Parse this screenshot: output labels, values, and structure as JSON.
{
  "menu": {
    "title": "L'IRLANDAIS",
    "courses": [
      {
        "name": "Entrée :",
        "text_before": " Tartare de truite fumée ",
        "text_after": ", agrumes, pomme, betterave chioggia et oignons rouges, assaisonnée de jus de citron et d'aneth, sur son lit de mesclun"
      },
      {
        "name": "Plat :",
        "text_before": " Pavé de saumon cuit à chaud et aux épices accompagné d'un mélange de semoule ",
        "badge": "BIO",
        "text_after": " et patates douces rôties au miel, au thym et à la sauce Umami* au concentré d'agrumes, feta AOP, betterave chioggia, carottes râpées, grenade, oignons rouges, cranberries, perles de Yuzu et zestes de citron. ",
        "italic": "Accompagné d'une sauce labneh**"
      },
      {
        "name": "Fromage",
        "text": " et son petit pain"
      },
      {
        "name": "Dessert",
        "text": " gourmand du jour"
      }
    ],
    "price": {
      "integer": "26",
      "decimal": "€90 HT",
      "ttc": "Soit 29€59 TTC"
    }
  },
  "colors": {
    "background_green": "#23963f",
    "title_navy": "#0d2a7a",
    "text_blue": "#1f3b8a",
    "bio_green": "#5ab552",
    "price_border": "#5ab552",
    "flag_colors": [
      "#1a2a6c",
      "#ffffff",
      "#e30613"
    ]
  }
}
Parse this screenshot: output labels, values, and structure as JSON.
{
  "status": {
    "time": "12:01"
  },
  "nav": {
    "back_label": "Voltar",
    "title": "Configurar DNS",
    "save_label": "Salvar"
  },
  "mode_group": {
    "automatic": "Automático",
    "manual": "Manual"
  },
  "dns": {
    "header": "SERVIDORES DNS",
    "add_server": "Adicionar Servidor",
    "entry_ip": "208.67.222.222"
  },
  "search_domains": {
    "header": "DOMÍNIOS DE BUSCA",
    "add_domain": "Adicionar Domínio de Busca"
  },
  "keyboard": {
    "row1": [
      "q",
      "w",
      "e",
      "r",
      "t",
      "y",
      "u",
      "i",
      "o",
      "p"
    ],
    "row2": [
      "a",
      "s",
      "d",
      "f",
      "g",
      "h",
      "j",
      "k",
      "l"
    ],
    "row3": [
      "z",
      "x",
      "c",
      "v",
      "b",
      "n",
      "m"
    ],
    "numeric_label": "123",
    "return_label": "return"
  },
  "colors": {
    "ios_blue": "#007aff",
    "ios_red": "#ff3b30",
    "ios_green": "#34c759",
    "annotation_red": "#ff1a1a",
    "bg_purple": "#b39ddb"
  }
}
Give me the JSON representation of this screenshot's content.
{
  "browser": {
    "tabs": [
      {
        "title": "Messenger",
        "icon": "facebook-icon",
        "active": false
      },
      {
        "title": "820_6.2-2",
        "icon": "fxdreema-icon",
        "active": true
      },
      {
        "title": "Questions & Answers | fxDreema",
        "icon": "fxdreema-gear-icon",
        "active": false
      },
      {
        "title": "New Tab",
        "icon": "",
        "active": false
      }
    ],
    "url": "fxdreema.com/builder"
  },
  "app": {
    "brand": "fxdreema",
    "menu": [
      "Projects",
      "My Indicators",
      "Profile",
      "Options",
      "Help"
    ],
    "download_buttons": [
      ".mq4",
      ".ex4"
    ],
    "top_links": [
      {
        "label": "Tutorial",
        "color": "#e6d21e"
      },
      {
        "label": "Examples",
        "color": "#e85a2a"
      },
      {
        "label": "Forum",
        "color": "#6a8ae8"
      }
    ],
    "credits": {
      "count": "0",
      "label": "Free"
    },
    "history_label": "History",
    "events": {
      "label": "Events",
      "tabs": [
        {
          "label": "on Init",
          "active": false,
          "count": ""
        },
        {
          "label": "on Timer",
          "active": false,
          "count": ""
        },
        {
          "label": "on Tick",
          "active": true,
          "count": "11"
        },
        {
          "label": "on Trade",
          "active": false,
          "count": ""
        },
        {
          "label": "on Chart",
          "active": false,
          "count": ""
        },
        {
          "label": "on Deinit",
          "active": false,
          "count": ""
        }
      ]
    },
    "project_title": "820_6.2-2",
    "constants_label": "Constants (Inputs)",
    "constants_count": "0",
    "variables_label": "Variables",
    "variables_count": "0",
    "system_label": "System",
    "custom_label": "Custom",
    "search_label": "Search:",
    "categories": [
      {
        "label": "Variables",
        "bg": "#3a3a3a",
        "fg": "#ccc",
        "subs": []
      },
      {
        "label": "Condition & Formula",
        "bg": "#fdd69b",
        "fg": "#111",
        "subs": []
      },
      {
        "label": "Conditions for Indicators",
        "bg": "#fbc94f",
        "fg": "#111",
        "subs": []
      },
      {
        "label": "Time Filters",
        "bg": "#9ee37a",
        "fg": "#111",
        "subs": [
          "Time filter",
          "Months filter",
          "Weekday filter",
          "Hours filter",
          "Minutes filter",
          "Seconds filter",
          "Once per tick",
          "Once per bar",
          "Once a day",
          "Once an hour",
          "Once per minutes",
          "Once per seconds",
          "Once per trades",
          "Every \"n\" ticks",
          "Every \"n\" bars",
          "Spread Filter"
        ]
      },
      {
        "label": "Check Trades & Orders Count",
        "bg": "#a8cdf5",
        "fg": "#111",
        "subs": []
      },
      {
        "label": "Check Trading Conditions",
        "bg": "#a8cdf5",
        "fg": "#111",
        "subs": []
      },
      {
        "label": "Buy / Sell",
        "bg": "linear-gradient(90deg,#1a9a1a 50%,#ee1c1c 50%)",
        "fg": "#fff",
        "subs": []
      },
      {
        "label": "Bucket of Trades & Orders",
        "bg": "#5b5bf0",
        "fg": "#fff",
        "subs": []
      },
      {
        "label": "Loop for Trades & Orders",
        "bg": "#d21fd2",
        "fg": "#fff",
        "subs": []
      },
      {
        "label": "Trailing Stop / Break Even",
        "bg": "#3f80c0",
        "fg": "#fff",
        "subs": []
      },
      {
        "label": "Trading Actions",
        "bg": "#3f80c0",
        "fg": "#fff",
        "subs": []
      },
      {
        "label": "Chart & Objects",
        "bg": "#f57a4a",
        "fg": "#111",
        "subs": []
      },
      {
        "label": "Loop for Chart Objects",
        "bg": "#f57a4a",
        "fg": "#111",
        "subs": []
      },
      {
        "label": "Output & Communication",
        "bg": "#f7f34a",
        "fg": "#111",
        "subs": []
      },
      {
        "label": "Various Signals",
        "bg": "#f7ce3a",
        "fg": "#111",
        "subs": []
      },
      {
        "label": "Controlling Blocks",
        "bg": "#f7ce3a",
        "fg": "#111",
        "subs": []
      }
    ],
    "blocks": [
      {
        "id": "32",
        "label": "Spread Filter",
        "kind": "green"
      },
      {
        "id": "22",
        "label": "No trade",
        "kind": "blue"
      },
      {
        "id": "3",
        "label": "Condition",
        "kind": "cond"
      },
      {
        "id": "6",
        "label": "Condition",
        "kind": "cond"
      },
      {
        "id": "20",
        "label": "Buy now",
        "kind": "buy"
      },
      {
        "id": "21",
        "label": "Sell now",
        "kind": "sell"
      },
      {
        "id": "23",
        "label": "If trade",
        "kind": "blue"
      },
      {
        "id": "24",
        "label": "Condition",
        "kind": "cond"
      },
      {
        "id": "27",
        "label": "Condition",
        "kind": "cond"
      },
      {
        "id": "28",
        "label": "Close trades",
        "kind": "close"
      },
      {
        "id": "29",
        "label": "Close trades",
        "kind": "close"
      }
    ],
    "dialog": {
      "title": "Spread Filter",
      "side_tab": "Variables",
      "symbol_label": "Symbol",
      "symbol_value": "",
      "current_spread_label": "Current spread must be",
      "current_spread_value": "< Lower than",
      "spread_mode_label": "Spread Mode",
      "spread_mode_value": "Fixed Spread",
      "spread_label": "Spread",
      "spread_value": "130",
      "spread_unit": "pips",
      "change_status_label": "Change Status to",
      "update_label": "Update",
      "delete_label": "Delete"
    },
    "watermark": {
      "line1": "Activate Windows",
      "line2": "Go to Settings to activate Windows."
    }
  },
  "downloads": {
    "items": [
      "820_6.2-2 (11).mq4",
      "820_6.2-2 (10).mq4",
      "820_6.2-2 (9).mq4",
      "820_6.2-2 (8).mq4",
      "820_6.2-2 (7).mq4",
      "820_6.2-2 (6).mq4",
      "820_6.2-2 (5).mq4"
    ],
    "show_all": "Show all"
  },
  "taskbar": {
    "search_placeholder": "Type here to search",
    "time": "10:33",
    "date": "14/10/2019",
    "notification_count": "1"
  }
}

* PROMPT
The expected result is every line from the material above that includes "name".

* RESPONSE TO THIS TASK
        "name": "Entrée :",
        "name": "Plat :",
        "name": "Fromage",
        "name": "Dessert",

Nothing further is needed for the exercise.